Conceived as a conversation and an exchange, Issue de secours offers six artistic positions on the irre- versible condition of entropy. If we consider Robert Smithson’s definition of entropy “a closed system which eventually deteriorates and starts to break apart and there’s no way that you can really piece
it back together again”, than our attempt at survival on this planet can be defined as “entropic boot- legging” - a futile attempt to organise, to reconstruct something that has been broken into a chaos of tiny little pieces. All things tend towards disorder, it is after all the second law of thermodynamics. The degree of this disorder is essentially the definition of entropy - with the passing of time, the entropy (or the degree of disorder) of any isolated system will increase. Energy disperses and systems dissolve into chaos. This is an irreversible process present in nature and reinforced by human intervention.
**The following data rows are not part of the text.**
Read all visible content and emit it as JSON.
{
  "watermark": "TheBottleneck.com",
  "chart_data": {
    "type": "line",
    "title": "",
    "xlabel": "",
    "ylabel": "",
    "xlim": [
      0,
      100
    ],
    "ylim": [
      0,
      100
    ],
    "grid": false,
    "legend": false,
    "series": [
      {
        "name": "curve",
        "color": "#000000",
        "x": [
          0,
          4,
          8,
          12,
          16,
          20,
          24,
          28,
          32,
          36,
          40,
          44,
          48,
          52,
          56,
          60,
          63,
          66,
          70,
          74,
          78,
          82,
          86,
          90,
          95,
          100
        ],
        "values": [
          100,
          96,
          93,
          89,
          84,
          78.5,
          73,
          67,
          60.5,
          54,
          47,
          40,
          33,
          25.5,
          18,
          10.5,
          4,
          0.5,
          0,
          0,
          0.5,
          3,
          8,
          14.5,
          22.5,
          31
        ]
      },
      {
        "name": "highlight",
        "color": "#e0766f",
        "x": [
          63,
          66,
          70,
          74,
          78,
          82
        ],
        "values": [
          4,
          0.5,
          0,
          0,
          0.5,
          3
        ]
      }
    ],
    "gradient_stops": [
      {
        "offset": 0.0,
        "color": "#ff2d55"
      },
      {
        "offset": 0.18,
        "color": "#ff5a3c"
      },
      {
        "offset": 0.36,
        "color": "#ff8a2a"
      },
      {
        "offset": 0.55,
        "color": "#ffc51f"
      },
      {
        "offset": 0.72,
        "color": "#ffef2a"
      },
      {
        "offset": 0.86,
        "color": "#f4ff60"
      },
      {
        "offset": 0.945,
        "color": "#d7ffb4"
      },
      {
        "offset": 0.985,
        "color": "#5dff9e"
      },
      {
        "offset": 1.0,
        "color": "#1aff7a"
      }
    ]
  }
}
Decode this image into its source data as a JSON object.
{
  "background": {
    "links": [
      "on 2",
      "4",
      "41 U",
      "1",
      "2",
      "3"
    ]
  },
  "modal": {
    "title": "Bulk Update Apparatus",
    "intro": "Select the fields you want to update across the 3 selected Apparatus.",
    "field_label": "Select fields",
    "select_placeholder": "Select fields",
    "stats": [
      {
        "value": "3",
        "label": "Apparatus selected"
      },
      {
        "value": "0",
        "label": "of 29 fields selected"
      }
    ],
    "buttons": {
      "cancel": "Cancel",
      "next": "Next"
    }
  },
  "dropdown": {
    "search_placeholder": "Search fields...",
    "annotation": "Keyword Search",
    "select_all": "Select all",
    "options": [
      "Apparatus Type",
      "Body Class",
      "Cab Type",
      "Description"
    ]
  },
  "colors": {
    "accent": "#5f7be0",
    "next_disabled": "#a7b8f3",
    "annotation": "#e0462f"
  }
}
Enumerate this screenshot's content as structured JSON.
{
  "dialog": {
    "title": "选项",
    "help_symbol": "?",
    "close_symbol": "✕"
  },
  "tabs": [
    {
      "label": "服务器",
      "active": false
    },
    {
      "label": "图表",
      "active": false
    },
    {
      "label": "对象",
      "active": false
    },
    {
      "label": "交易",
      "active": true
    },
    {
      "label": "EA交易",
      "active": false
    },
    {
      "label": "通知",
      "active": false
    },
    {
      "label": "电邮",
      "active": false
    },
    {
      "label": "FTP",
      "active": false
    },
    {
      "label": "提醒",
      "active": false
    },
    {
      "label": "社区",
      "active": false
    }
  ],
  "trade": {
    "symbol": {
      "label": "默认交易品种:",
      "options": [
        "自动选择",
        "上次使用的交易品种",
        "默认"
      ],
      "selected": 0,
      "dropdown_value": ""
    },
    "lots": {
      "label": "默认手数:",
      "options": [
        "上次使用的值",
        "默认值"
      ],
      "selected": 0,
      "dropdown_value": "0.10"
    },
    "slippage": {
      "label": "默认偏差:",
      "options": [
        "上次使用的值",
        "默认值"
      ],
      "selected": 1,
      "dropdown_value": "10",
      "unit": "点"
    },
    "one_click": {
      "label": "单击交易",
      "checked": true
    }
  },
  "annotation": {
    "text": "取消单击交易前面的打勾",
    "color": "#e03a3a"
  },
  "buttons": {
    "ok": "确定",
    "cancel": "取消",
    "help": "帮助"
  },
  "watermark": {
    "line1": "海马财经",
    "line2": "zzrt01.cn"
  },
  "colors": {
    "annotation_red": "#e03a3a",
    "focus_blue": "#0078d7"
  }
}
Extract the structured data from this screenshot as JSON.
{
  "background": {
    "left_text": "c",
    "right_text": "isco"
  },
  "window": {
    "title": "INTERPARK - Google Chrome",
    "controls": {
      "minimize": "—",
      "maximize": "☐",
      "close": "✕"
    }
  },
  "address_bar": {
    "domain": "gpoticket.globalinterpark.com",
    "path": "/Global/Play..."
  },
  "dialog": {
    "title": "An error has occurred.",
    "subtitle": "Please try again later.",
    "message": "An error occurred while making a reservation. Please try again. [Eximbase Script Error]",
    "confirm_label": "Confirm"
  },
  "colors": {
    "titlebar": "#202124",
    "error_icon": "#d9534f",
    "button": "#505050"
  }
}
In her work Ouroboros - an ancient trope for an endless circle - Isabell Bullerschen associates the concept of entropy with the disintegration of stone paper through exposure to sunlight. This curious material that serves as a second skin to blacklight neon serpent, is produced with limestone powder and is essentially the perfect recycled material, being a waste product from stone quarries. But the small percentage of polyethylene that is used in it as a binder and that gets released into the air as the stone-paper breaks down under the UV radiation dissipates this dream into pieces.

A different kind of contamination is at the heart of Isabelle Andriessen’s Tidal Spill, an installation comprised of several sculptural elements that ooze, oxidize and grow crystals, evolving through time. She investigates ways to physically animate inanimate (synthetic) materials in order to provide them with their own metabolism, behavior and agency. Her sculptures are active characters inhabiting the liminal space between sculpture and performance. They become persistent and contagious; they refuse to stay fixed and yet they expand. Like eerie performers, composed of materials that act and evolve, the works move seemingly beyond control, and often irreversibly. The distinction between living and non-living matter is made deliberately ambiguous, revealing scenes in which these un-living, non-dead entities might eventually become our ‘natural-ish’ companions, invading and colonizing our constructed and contaminating environments.

The effects of friction and contamination between different elements and materials infiltrates Chloè Delarue’s TAFAA - FERTILITY DEVICE (NUDGE FOR THE SCAPEGOAT) and takes us back to how our emotions and behaviors can be transformed under the influence of indirect suggestions. Our cognition, which has become a merchandize like any other infused with the attention economy, becomes yet another raw material to be traded and whose value increases exponentially, with repercussions on the rises and falls of the emotional stock exchange of which traders are no more than algorithms feeding from our interactions.

Every basic need of ours is being automated by machines. The constant search and need for auto- mation is also found in the food we eat, in the livestock that we bread and is here exemplified with Val Minnig’s Rubber Coat. At 8AM, 10AM, 12AM, 2PM, 4PM and 6PM the automated grate of the food dispensary and the meadow of Mrs Seiler opens up and the horses can eat. The mats are urine proof and not slippery. A 2x2 m wooden frame filled with straw and chipped wood serves as a natural toilet. Mrs Seiler is happy. She can sleep in every day. The animals are fed, happy and clean.

Will this machine we have built for ourselves bring us to a safe landing? How can we imagine the con- tinued alliance of human life and the planet? How do we take care of each other in a world of disequi- librium? How do we react in an emergency and does the emergency exit exist at all?

curated by Kristina Grigorjeva

Do, 20.05.21
18 -21Uhr

Open Studios Stiftung BINZ39
Sa, 12.06.21
15 - 18Uhr

Artist Talk Daniel V Keller/Lithic Alliance
So, 13.06.21